Easiest way to get SQLite to put in timestamps

After doing some more digging (must have been blind before), I found that SQLite supports a default timestamp at insert.

Here is an example of a create statement using the default with SQLiteCURRENT_TIMESTAMP keyword.
create table user (
id integer primary key,
username text not null,
password text not null,
first_name text,
last_name text,
created text default CURRENT_TIMESTAMP
UNIQUE(username)
);
That is much easier that my previous attempt. Not sure how I missed it. But it doesn't solve the missing now() function for updates. ( did find a language solution for that in Perl but that is for another post). In that case, it will still require the use of datetime('now').

Reference: SQLite CREATE TABLE reference.

2 ways to get SQLite to put dates into columns

2 ways to get SQLite to put dates into a column.
insert into mytable values( null, datetime('now') );insert into mytable values( null, strftime('%s', 'now'));The first one inserts a row somewhat like this:
1|2009-03-10 18:47:46

The second inserts an unix timestamp:
2|1236711411

It might be best to use that unix timestamp with an integer column type for dates since SQLite doesn't support a datetime one.

It makes comparisons and ordering much easier:
select * from dt where lu > strftime('%s', '2009-03-10');

Output of:
id|lu
6|1236643200
2|1236711411
3|1236711516
4|1236711518
5|1236711519But the formatting is pretty ugly. :-/

Hey what about formatting it within the select with the SQLite datetime function:
select id, datetime(lu, 'unixepoch') lu from dt order by lu;
id|lu
6|2009-03-10 00:00:00
2|2009-03-10 18:56:51
3|2009-03-10 18:58:36
4|2009-03-10 18:58:38
5|2009-03-10 18:58:39
Better but having to add that to each select is kind of a pain. I like adding…

Adding http request/response logging to SOAP::Lite

Sometimes I just want to save the xml versions of the SOAP requests and responses (generally to share with someone else).

The SOAP::Lite perldoc page points to using SOAP::Trace. It has lots of good stuff but its a bit heavy. And in my case, I'm trying to figure out how to log response and requests over http so the following will hopefully help simplify my next search. :)

here is my approach, first the code (all good things start in code :) :
package SOAP::HTTP::Logging;

use warnings;
use strict;

use Exporter;

our @EXPORT = qw(
enable_logging
disable_logging
soap_log_file
log_message
);

our $logfile;
our $logboth = 0;
our $log_request = 0;
our $log_response = 0;

# setup global options
sub enable_logging { $log_request = $log_response = 1; }
sub disable_logging { $log_request = $log_response = 0; }
sub soap_log_file { $logfile = shift if @_; return $logfile; }

# logging sub
sub log_message {
my $in = shift; # SOAP::Lite pushes in the object its called on

# only log configured and enabled
re…

How to confuse ssh

I'm sure there are lots of ways to confuse ssh, just like there lots of ways to confuse me. But this is the one i found.

At work we run Solaris with lots of old tools.
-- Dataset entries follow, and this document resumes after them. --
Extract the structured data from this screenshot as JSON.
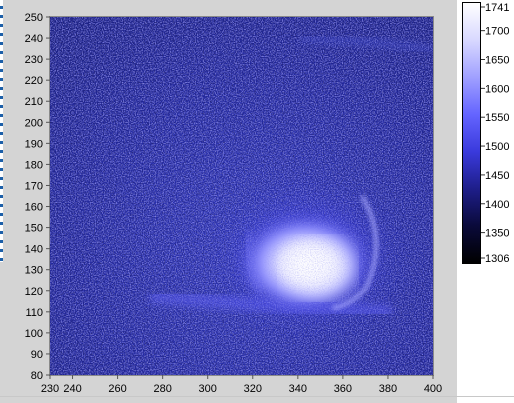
{
  "plot": {
    "x_ticks": [
      230,
      240,
      260,
      280,
      300,
      320,
      340,
      360,
      380,
      400
    ],
    "x_range": [
      230,
      400
    ],
    "y_ticks": [
      80,
      90,
      100,
      110,
      120,
      130,
      140,
      150,
      160,
      170,
      180,
      190,
      200,
      210,
      220,
      230,
      240,
      250
    ],
    "y_range": [
      80,
      250
    ]
  },
  "colorbar": {
    "ticks": [
      1306,
      1350,
      1400,
      1450,
      1500,
      1550,
      1600,
      1650,
      1700,
      1741
    ],
    "range": [
      1306,
      1741
    ],
    "colors": [
      "#000000",
      "#0a0a3a",
      "#1e1e8a",
      "#3a3adc",
      "#6464ff",
      "#a0a0ff",
      "#d8d8ff",
      "#ffffff"
    ]
  }
}
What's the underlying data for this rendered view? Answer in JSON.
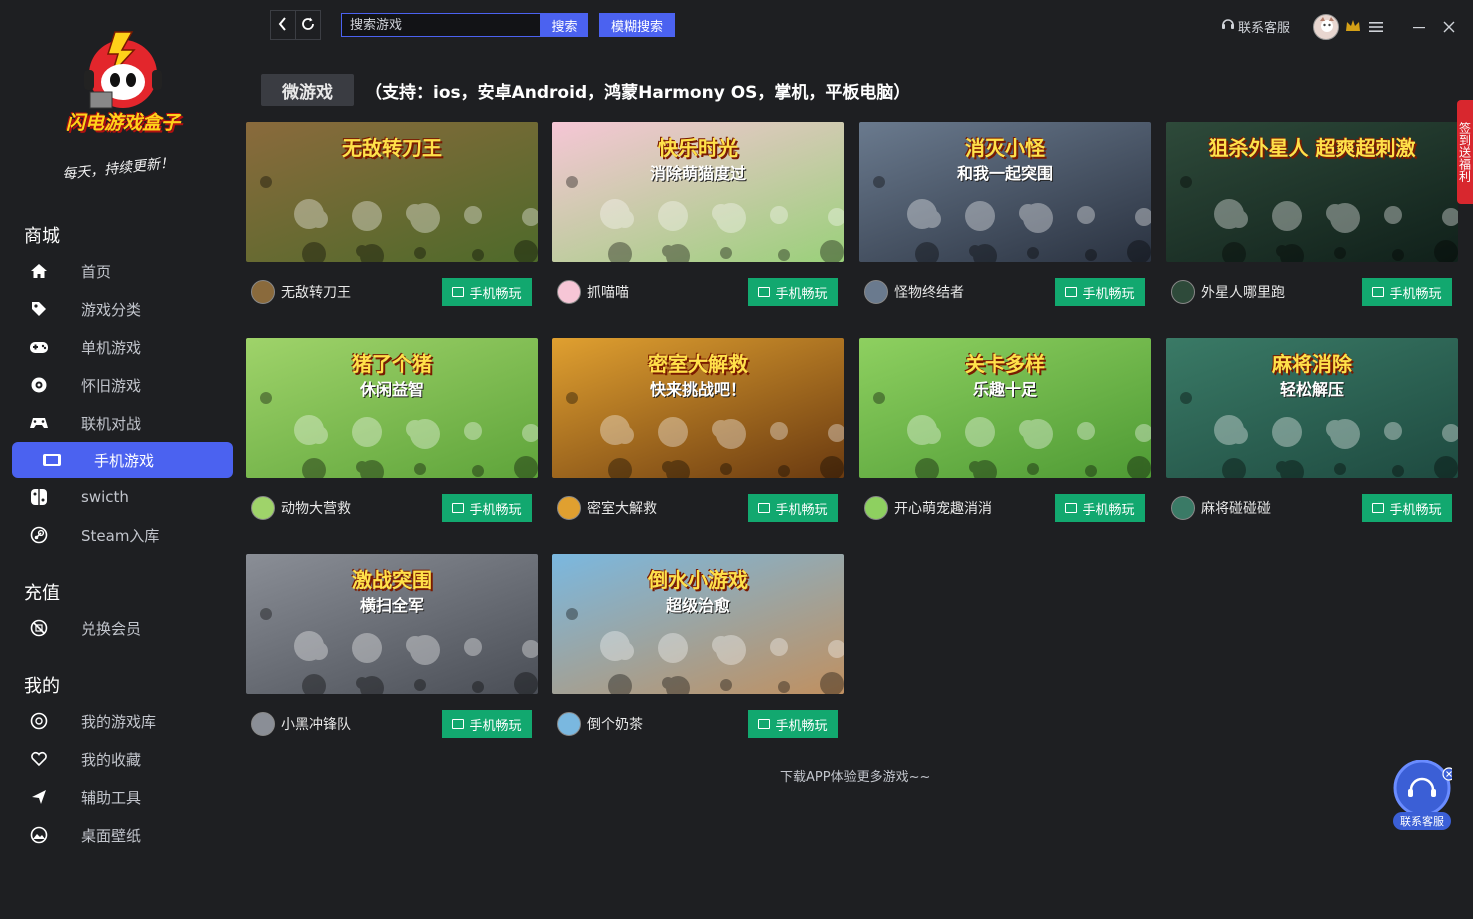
{
  "app": {
    "logo_text": "闪电游戏盒子",
    "slogan": "每天，持续更新！"
  },
  "topbar": {
    "search_placeholder": "搜索游戏",
    "search_label": "搜索",
    "fuzzy_label": "模糊搜索",
    "support_label": "联系客服"
  },
  "sidebar": {
    "sections": [
      {
        "title": "商城"
      },
      {
        "title": "充值"
      },
      {
        "title": "我的"
      }
    ],
    "items": [
      {
        "label": "首页",
        "icon": "home-icon"
      },
      {
        "label": "游戏分类",
        "icon": "tag-icon"
      },
      {
        "label": "单机游戏",
        "icon": "gamepad-icon"
      },
      {
        "label": "怀旧游戏",
        "icon": "retro-icon"
      },
      {
        "label": "联机对战",
        "icon": "controller-icon"
      },
      {
        "label": "手机游戏",
        "icon": "tablet-icon"
      },
      {
        "label": "swicth",
        "icon": "switch-icon"
      },
      {
        "label": "Steam入库",
        "icon": "steam-icon"
      },
      {
        "label": "兑换会员",
        "icon": "ticket-icon"
      },
      {
        "label": "我的游戏库",
        "icon": "library-icon"
      },
      {
        "label": "我的收藏",
        "icon": "heart-icon"
      },
      {
        "label": "辅助工具",
        "icon": "tools-icon"
      },
      {
        "label": "桌面壁纸",
        "icon": "wallpaper-icon"
      }
    ],
    "active": "手机游戏"
  },
  "main": {
    "tag": "微游戏",
    "support_text": "（支持：ios，安卓Android，鸿蒙Harmony OS，掌机，平板电脑）",
    "play_label": "手机畅玩",
    "footer": "下载APP体验更多游戏~~",
    "games": [
      {
        "name": "无敌转刀王",
        "thumb_title": "无敌转刀王",
        "thumb_sub": "",
        "c1": "#8a6a3c",
        "c2": "#4e6a2a"
      },
      {
        "name": "抓喵喵",
        "thumb_title": "快乐时光",
        "thumb_sub": "消除萌猫度过",
        "c1": "#f6c6d6",
        "c2": "#9ad07a"
      },
      {
        "name": "怪物终结者",
        "thumb_title": "消灭小怪",
        "thumb_sub": "和我一起突围",
        "c1": "#6a7a8e",
        "c2": "#2a3240"
      },
      {
        "name": "外星人哪里跑",
        "thumb_title": "狙杀外星人 超爽超刺激",
        "thumb_sub": "",
        "c1": "#2e4a3a",
        "c2": "#10201a"
      },
      {
        "name": "动物大营救",
        "thumb_title": "猪了个猪",
        "thumb_sub": "休闲益智",
        "c1": "#9fd36a",
        "c2": "#5ea43a"
      },
      {
        "name": "密室大解救",
        "thumb_title": "密室大解救",
        "thumb_sub": "快来挑战吧！",
        "c1": "#e0a030",
        "c2": "#6a3a10"
      },
      {
        "name": "开心萌宠趣消消",
        "thumb_title": "关卡多样",
        "thumb_sub": "乐趣十足",
        "c1": "#8ed060",
        "c2": "#4e9a34"
      },
      {
        "name": "麻将碰碰碰",
        "thumb_title": "麻将消除",
        "thumb_sub": "轻松解压",
        "c1": "#3a7a66",
        "c2": "#1e4a40"
      },
      {
        "name": "小黑冲锋队",
        "thumb_title": "激战突围",
        "thumb_sub": "横扫全军",
        "c1": "#8a8e96",
        "c2": "#4a4e56"
      },
      {
        "name": "倒个奶茶",
        "thumb_title": "倒水小游戏",
        "thumb_sub": "超级治愈",
        "c1": "#7ab8e0",
        "c2": "#c09060"
      }
    ]
  },
  "widgets": {
    "sign_tab": "签到送福利",
    "cs_float_label": "联系客服"
  }
}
I end up building lots of new stuff for my self and then having to work around the old ones. When I worked in a Irix shop, I had to do the same thing but for different reasons.

One of the oddities that I run into is that our login shells are often csh. I like bash or ksh in a pinch. Well this means that I had to hack together a .cshrc that checks for bash and then execs it, leaving me with a perfect world of bash.

It looks something like this:
if ( $_ == "/bin/which" || $_ == "/usr/bin/which" ) then
set which="true"
endif

set BASH = "$PWD/bin/bash"

if ( -x $BASH && $which != "true" ) then
exec $BASH
endif

set BASH = "/usr/bin/bash"

if ( -x $BASH && $which != "true" ) then
exec $BASH
endif
Well ssh does not like this for executin…